Established in 2012, the Carnegie Medal honors adult titles in fiction and nonfiction with an award seal and a $5,000 cash prize. A seven-member committee of library professionals selects the winners from nominations by Booklist and the Reference and User Services Association.
The Carnegie Medal joins a host of awards for Stevenson’s account of his experiences representing death-row inmates. Among its many accolades, Just Mercy has also received the NAACP Image Award for Outstanding Literary Work in Nonfiction, and has been listed in the New York Times 100 Notable Books of 2014, Esquire’s 5 Most Important Books of 2014, and Time’s Top 10 Nonfiction Books of 2014. It has also been a finalist for the Los Angeles Book Prize and the Kirkus Prize.
In an interview for the ALA, Stevenson acknowledged an initial hesitation about taking time away from his legal work to write Just Mercy, though he ultimately welcomed what became a “cathartic” writing process.

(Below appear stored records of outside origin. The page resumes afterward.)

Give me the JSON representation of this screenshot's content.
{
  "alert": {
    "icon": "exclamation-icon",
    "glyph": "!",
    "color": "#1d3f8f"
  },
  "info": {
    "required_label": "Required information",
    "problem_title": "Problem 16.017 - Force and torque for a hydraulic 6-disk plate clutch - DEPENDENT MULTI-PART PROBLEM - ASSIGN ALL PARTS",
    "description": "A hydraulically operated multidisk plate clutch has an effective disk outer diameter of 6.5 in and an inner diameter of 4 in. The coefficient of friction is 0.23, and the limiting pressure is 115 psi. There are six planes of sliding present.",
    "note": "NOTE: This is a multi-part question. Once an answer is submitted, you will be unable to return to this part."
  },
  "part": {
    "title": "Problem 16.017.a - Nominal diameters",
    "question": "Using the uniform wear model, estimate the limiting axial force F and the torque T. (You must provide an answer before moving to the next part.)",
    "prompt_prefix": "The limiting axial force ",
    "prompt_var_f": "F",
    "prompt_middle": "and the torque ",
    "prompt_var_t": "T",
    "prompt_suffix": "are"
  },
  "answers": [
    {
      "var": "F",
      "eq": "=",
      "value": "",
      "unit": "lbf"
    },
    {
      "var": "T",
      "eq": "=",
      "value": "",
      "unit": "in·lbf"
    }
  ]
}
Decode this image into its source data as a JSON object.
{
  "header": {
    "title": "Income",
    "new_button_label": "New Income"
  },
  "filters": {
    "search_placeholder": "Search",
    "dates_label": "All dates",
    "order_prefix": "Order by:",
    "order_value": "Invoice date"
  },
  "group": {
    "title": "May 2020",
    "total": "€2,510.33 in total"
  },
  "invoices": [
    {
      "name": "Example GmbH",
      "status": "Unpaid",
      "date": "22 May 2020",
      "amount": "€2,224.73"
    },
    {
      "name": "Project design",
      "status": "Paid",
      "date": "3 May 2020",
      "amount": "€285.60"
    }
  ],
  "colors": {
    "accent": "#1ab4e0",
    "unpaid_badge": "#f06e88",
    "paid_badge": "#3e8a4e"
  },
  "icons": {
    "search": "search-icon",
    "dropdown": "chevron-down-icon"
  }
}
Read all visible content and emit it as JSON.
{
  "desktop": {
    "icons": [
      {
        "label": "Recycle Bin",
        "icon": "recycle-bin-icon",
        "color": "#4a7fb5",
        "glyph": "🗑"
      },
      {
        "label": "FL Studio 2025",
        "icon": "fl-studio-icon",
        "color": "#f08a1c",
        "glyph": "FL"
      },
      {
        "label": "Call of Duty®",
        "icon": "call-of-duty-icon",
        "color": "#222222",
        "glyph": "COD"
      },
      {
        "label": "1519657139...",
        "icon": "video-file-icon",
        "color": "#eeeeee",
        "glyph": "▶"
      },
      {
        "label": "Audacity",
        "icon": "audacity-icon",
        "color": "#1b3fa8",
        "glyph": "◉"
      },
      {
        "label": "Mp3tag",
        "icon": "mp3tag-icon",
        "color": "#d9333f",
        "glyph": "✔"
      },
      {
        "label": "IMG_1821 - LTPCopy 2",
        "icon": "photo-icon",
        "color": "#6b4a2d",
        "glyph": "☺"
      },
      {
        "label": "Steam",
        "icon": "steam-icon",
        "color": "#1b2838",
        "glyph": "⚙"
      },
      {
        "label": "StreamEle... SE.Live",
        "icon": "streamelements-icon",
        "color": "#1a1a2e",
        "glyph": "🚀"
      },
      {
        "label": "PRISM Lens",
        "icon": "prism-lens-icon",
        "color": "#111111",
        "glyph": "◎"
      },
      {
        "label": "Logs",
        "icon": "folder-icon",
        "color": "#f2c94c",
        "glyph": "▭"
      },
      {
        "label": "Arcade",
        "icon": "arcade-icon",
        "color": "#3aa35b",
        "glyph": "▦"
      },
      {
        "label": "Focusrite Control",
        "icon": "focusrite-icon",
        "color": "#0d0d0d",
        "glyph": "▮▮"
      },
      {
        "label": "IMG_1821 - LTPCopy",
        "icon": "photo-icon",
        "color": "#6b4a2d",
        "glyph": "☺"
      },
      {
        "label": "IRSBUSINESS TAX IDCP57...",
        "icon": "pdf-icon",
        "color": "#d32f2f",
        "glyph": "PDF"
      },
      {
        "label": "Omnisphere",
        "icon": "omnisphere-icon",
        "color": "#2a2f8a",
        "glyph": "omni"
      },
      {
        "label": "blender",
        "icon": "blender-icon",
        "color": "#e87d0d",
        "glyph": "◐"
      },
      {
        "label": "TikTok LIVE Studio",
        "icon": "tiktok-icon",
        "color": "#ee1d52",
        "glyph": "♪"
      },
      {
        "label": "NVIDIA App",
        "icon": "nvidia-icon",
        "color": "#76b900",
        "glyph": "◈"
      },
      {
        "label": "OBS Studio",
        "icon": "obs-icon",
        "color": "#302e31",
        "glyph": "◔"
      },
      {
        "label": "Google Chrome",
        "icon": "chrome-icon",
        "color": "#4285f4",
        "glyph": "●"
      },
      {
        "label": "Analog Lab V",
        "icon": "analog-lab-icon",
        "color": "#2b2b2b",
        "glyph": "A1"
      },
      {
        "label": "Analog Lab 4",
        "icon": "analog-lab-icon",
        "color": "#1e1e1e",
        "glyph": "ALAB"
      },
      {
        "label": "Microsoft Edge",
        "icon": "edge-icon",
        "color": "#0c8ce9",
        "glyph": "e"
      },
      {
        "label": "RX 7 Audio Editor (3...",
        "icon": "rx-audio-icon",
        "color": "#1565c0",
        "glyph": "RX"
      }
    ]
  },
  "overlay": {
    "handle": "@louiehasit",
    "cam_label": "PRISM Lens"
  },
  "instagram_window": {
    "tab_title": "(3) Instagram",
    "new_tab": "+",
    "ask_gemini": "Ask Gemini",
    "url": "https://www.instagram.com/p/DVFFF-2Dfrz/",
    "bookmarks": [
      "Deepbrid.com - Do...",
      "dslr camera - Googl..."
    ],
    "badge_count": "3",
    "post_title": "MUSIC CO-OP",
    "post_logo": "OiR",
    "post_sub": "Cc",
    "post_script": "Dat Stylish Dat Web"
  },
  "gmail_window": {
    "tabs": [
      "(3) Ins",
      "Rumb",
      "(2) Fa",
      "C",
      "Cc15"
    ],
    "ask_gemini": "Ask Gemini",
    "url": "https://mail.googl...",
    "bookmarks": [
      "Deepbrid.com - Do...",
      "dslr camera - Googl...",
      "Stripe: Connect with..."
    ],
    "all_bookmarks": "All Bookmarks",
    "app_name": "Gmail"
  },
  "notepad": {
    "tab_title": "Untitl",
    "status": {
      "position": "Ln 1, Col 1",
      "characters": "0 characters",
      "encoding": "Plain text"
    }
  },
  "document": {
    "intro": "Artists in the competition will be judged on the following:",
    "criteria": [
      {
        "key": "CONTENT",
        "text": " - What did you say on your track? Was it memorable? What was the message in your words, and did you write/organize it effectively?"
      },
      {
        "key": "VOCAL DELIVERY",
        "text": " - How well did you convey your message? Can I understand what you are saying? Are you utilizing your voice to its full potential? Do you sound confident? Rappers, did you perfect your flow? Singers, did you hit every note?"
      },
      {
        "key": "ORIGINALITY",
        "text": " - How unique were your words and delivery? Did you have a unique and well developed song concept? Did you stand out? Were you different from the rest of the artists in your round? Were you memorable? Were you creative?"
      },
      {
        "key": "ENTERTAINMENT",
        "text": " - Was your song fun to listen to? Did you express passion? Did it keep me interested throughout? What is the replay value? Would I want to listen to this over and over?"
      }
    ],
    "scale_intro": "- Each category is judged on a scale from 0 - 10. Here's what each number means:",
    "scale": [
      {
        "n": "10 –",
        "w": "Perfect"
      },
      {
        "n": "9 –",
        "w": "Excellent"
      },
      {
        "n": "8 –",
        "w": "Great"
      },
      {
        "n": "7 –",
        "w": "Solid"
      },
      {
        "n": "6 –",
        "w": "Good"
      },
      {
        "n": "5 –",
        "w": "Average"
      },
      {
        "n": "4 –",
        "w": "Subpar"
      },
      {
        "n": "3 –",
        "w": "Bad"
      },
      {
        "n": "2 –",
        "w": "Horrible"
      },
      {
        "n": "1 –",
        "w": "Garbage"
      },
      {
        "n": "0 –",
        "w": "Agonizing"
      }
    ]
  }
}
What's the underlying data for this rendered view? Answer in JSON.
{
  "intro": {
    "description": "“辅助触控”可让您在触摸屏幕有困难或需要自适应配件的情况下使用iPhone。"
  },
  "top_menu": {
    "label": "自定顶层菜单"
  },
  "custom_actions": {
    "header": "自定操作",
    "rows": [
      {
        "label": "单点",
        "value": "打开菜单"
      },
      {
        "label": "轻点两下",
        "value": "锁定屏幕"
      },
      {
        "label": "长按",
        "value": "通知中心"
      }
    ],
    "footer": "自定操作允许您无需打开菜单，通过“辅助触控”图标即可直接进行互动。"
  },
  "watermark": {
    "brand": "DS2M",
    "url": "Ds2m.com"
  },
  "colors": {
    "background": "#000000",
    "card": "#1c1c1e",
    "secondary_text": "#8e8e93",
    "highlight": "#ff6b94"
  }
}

“I’m hoping that people will learn more about some of these challenges that we’re facing in our country, about the plight of people who’ve been thrown away and discarded and condemned,” Stevenson said. “I’m also hoping that they’ll dig a little deeper into understanding what fear and anger have done to our criminal justice system.”
Posted June 29, 2015